* TASK BRIEF
If a line in the entries below contains "subtitle", copy it.

* RAW DATA

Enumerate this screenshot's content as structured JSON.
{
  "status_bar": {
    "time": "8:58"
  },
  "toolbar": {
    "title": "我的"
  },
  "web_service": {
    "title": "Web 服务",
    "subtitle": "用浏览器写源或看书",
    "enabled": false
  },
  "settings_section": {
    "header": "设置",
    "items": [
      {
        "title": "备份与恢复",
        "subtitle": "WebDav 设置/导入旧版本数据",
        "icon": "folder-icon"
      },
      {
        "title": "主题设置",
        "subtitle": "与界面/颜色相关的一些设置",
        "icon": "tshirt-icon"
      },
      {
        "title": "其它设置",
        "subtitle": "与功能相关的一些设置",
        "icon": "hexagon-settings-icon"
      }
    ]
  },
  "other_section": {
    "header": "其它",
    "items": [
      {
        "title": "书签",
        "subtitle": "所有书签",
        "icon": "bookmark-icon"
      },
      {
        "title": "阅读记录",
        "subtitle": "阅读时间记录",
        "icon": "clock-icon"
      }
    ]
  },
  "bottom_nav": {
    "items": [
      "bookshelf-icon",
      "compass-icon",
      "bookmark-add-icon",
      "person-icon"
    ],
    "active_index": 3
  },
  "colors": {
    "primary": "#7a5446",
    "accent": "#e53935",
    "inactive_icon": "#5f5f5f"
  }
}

* YOUR SOLUTION
    "subtitle": "用浏览器写源或看书",
        "subtitle": "WebDav 设置/导入旧版本数据",
        "subtitle": "与界面/颜色相关的一些设置",
        "subtitle": "与功能相关的一些设置",
        "subtitle": "所有书签",
        "subtitle": "阅读时间记录",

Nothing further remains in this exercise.